Greater incorporation of pharmacists into the care of people with type 2 diabetes could improve disease management for underserved populations, according to the results of a new study.
A quality improvement study leveraging EHR data and a difference-in-difference study design, results suggest use a pharmacist-led intervention focused on improving medication adherence and guideline-concordant care was associated with improvements in HbA1c and blood pressure among Hispanic adults with type 2 diabetes.1
“These findings suggest that collaborations between physicians and pharmacists might lead to better diabetes outcomes for some patients, compared to only receiving the usual standard of care from just a primary care physician,” said lead investigator Kimberly Narain, MD, PhD, MPH, assistant professor-in-residence of medicine in the division of general internal medicine and health services research at the David Geffen School of Medicine at the University of California, Los Angeles (UCLA).2
Together with colleagues from UCLA, Narain and a team of investigators sought to examine to what extent a pharmacist-led intervention could improve management outcomes in type 2 diabetes relative to usual care. Funded by the National Institute on Aging and the National Institute of Diabetes and Digestive and Kidney Diseases, the current study used a difference-in-differences study design to determine the effect of UCMyRx exposure on changes in HbA1c and systolic blood pressure among Hispanic patients with diabetes.1

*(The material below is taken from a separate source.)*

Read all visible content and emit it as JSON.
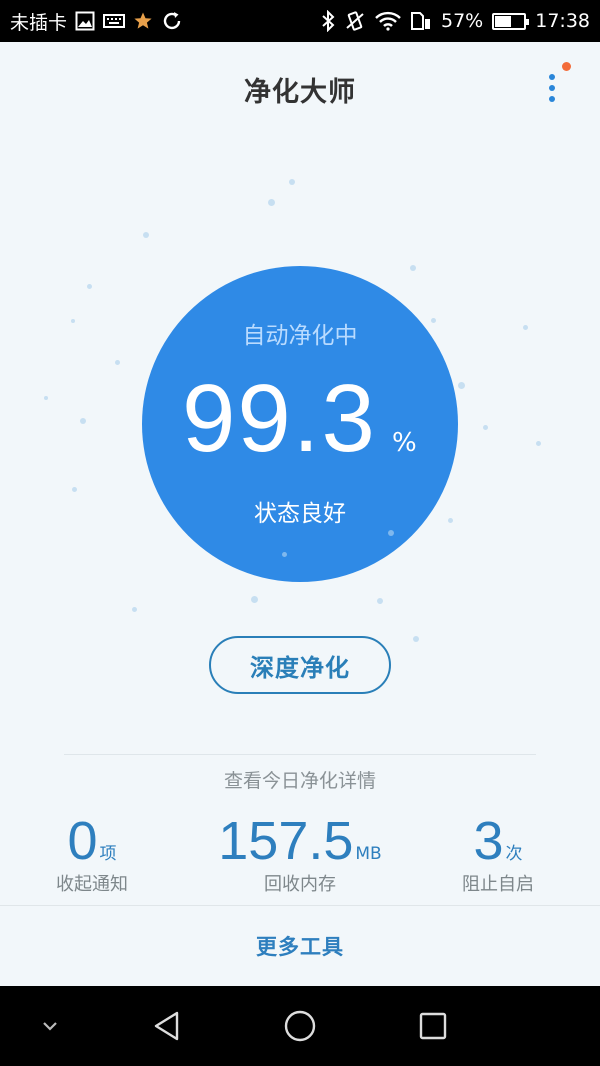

The UCMyRx was launched at UCLA in 2012 and exists in 38 primary care clinics. According to investigators, the initiative involves clinical pharmacists trained in motivational interviewing into primary care practices to comanage patients with complex care needs along with their primary care physicians. Patients participating in the program can access the program in multiple ways, including their primary care physician, clinical care coordinator, or self-referral.1

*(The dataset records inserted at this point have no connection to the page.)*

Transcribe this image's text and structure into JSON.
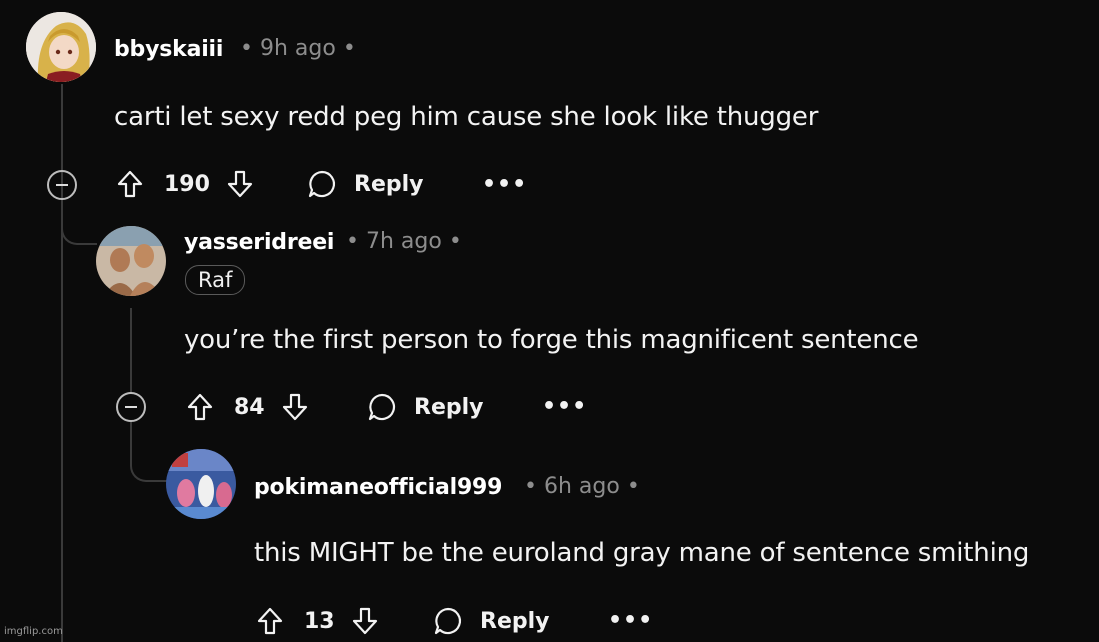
{
  "comments": [
    {
      "username": "bbyskaiii",
      "time": "9h ago",
      "text": "carti let sexy redd peg him cause she look like thugger",
      "upvotes": "190",
      "reply_label": "Reply",
      "more_label": "•••"
    },
    {
      "username": "yasseridreei",
      "time": "7h ago",
      "flair": "Raf",
      "text": "you’re the first person to forge this magnificent sentence",
      "upvotes": "84",
      "reply_label": "Reply",
      "more_label": "•••"
    },
    {
      "username": "pokimaneofficial999",
      "time": "6h ago",
      "text": "this MIGHT be the euroland gray mane of sentence smithing",
      "upvotes": "13",
      "reply_label": "Reply",
      "more_label": "•••"
    }
  ],
  "bullet": "•",
  "watermark": "imgflip.com"
}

As part of the initiative’s design, during the first visit, invitees will have a clinical pharmacist review vital signs and laboratory results, order laboratory tests as needed, perform medication reconciliation, assess medication adherence using a standardized survey, and, based on the results of the survey, implement a personally tailored intervention to improve medication adherence.1
The primary outcomes of interest were changes in the pre- to post-index date changes in HbA1c and systolic blood pressure. For the purpose of analysis, investigators planned additional comparisons using propensity score-matched cohorts of those who received the UCMyRx intervention and those receiving usual care. People with diabetes are invited from the UCLA Diabetes Registry to participate if they have an HbA1c of 9% or greater, systolic blood pressure of 140 mmHg or greater, LDL-C of 130 mg/dL or greater, or having received 5 or more prescription medications.1

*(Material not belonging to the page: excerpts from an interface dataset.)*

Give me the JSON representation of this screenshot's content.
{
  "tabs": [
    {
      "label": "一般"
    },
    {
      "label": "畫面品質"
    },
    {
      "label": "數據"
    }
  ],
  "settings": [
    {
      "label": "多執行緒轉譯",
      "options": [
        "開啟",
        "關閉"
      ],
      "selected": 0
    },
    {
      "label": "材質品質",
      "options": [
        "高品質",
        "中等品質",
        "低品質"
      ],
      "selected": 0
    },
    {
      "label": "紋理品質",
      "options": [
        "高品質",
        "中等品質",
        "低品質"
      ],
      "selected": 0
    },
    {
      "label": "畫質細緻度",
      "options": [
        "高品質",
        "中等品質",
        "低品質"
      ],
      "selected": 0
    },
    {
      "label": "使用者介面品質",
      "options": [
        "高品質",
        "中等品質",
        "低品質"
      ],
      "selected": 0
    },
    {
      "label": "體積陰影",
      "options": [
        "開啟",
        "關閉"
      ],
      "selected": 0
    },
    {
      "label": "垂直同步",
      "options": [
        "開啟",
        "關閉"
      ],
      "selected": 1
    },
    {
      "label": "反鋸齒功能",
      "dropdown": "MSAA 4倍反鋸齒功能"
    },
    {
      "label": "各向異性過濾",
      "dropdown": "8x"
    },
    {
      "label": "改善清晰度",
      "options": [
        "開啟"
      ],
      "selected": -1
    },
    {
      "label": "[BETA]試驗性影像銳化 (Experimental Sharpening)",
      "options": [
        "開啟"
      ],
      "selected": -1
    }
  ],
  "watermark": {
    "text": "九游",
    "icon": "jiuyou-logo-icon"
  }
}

For inclusion in the current study, patients needed to be aged 18 years or older, with 1 or more visits with a UCMyRx pharmacist or 2 or more visits, 2 or more years apart, during the study window, which was defined as March 2, 2013-December 31, 2018. Additional inclusion analysis required patients to have an HbA1c of 8% or greater anywhere between 365 days before and 14 days after the index date and a follow-up HbA1c measure within 120 to 365 days after the index date and/or a systolic blood pressure of 140 mmHg or higher between 365 days before and 14 days after the index date, and a follow-up SBP measure within 120 to 450 days after the index date.1
In total, 931 patients with type 2 diabetes were identified for inclusion. This cohort had a mean age of 64 (Standard deviation [SD], 14.1) years, 59.3% were female, and 49.7% had an English language preference. Investigators pointed out the postmatching sample sizes for the main HbA1c and blood pressure outcomes were 396 and 795, respectively.1
In adjusted analyses, results suggested having at least 1 UCMyRx visit was associated with a reduction in HbA1c concentration (β = −0.46%; 95% Confidence Interval [CI], −0.84% to −0.07%; P = .02), but investigators pointed out there was no significant change in systolic blood pressure (β = −1.71 mm Hg; 95% CI, −4.01 to 0.58 mmHg; P = .14).1
“They demonstrate the potential of collaborative care such as this to improve diabetes outcomes, relative to care received from a physician alone, irrespective of ethnicity,” Narain added.2 “The magnitude of the difference is consistent with what might be achieved by adding another medication for diabetes. The benefits were observable even after a single visit with a pharmacist.”